|International Classification||H01S5/0683, H01S5/042|
|Cooperative Classification||H01S5/042, H01S5/0683|
|Mar 27, 2000||AS||Assignment|
Owner name: MARCONI COMMUNICATIONS, INC., DELAWARE CORPORATION
Free format text: ASSIGNMENT OF ASSIGNORS INTEREST;ASSIGNOR:KIMBROUGH, MAHLON D.;REEL/FRAME:010650/0651
Effective date: 20000324
|Nov 5, 2003||AS||Assignment|
|Apr 21, 2004||AS||Assignment|
|Jul 15, 2005||AS||Assignment|
Owner name: TELLABS BEDFORD, INC., TEXAS
Free format text: CHANGE OF NAME;ASSIGNOR:ADVANCED FIBRE ACCESS CORPORATION;REEL/FRAME:016269/0577
Effective date: 20041208
|Feb 26, 2007||FPAY||Fee payment|
Year of fee payment: 4
|Feb 17, 2011||FPAY||Fee payment|
Year of fee payment: 8
|Apr 3, 2015||REMI||Maintenance fee reminder mailed|

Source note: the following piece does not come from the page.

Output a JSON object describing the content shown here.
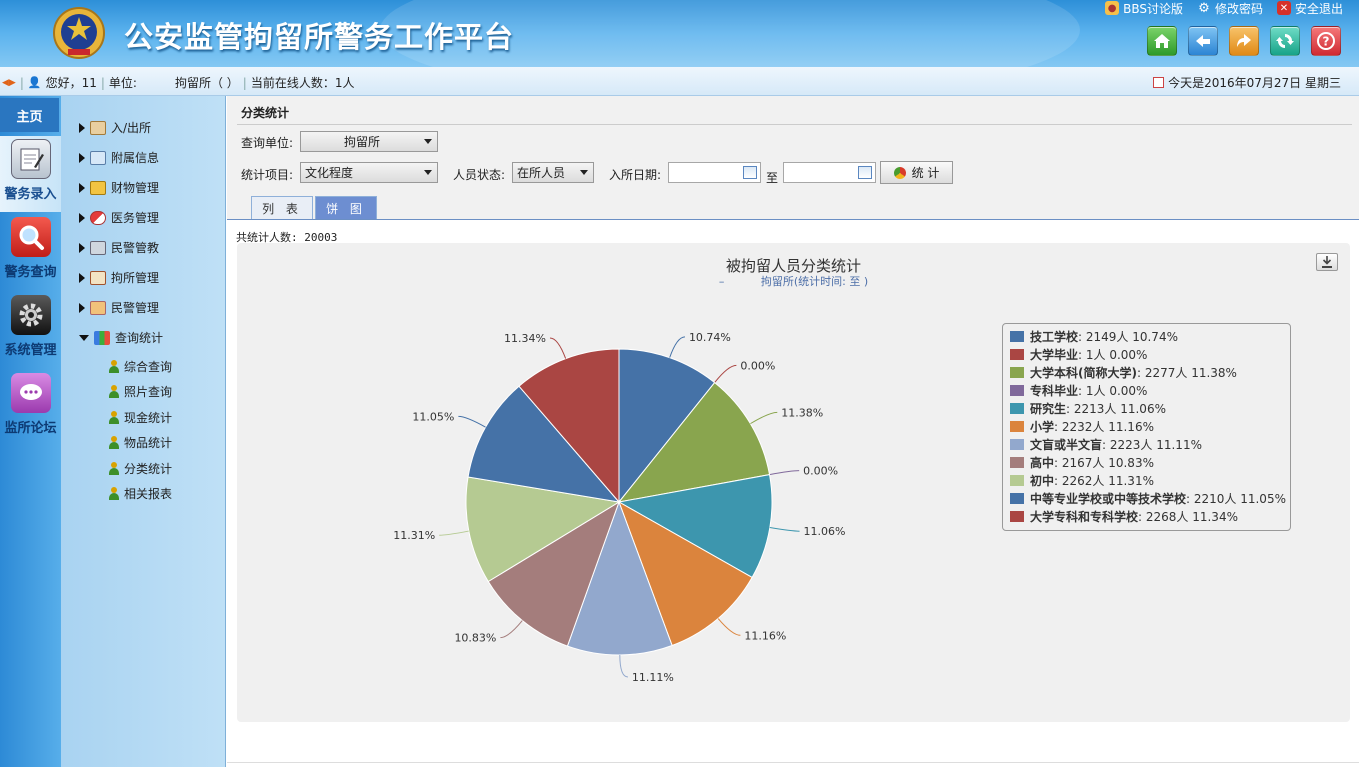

|Aug 26, 2015||LAPS||Lapse for failure to pay maintenance fees|